From the records, report how many lines hold the word "value", with the number as the sole reply.

Element data from apps and pages
-- -- --
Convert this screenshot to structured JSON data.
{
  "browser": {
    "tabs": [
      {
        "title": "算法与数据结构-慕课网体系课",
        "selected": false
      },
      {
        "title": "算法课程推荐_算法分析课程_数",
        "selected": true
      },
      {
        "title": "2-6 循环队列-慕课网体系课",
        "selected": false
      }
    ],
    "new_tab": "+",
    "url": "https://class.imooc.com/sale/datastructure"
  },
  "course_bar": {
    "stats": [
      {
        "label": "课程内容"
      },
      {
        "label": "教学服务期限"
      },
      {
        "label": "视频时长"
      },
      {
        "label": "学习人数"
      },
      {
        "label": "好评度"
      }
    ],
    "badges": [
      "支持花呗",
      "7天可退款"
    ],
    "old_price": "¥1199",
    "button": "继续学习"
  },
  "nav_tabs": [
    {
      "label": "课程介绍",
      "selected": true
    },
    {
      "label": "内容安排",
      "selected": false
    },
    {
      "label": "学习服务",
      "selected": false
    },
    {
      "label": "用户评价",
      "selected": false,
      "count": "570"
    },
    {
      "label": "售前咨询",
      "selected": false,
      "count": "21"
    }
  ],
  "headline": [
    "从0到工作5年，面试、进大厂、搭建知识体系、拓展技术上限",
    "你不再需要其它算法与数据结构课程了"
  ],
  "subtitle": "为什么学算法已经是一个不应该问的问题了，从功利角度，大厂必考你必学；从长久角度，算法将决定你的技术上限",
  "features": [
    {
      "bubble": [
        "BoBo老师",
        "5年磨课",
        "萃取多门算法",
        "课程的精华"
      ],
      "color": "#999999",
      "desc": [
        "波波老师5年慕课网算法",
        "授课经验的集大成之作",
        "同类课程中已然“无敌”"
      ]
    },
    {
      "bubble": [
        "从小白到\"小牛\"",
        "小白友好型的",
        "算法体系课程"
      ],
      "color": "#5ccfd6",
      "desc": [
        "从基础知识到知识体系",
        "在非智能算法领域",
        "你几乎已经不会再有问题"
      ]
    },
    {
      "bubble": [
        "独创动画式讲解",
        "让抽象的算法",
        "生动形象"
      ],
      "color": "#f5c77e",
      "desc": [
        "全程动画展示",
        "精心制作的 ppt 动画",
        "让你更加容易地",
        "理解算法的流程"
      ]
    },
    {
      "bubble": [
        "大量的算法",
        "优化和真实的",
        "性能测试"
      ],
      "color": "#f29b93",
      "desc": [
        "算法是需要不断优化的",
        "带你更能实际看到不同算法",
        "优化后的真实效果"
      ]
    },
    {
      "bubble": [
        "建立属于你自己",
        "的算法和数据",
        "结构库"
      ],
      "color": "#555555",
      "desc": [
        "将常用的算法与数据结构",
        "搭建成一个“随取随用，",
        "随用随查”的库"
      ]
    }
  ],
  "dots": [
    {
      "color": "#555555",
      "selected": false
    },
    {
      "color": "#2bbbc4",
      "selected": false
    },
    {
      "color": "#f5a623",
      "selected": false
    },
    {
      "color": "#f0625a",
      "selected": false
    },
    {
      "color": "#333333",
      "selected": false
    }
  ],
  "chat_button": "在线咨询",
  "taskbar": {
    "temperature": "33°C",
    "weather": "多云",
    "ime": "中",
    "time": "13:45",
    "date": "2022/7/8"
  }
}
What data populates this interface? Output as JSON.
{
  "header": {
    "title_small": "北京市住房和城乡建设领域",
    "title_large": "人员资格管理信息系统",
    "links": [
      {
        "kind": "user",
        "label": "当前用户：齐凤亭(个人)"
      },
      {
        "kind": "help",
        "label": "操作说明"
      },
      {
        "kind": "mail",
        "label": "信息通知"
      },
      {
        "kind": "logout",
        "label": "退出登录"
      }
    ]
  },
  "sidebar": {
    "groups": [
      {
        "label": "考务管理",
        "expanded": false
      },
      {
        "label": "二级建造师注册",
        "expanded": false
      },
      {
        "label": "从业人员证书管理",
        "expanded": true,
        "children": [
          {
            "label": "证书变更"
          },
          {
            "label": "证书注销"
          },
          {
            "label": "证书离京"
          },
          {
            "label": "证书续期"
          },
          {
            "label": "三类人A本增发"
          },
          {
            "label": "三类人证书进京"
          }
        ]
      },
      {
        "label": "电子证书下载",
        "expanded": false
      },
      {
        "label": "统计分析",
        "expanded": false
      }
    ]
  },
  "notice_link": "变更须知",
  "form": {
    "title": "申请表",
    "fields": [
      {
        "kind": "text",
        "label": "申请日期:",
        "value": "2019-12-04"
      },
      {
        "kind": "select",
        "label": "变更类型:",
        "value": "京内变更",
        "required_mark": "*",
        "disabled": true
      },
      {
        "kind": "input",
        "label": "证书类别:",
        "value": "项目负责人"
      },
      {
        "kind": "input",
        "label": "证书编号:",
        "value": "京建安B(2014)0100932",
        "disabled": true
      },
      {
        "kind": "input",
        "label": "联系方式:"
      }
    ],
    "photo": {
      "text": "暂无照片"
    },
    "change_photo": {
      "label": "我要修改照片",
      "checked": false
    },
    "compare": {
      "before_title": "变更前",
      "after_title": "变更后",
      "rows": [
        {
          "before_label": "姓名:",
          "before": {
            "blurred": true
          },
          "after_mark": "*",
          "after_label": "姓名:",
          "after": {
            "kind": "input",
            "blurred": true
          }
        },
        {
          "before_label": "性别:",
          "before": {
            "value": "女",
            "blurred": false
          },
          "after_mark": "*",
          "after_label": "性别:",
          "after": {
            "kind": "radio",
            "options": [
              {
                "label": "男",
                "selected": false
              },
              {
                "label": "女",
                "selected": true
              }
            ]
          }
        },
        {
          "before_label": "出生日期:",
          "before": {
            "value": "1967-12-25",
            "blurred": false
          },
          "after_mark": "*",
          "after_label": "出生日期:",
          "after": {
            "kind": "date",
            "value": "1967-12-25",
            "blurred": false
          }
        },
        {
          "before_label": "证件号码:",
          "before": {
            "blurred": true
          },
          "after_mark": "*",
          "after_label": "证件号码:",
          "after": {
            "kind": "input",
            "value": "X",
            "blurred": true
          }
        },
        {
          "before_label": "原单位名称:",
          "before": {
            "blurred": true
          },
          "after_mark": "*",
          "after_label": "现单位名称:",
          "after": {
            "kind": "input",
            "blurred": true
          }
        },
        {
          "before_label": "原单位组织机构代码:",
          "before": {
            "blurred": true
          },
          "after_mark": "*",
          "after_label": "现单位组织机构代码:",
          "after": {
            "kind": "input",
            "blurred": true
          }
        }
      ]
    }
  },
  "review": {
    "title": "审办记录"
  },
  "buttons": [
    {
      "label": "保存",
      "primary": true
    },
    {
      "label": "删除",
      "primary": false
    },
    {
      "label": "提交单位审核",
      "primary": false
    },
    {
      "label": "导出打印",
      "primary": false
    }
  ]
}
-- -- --
-- EXERCISE ANSWER --
8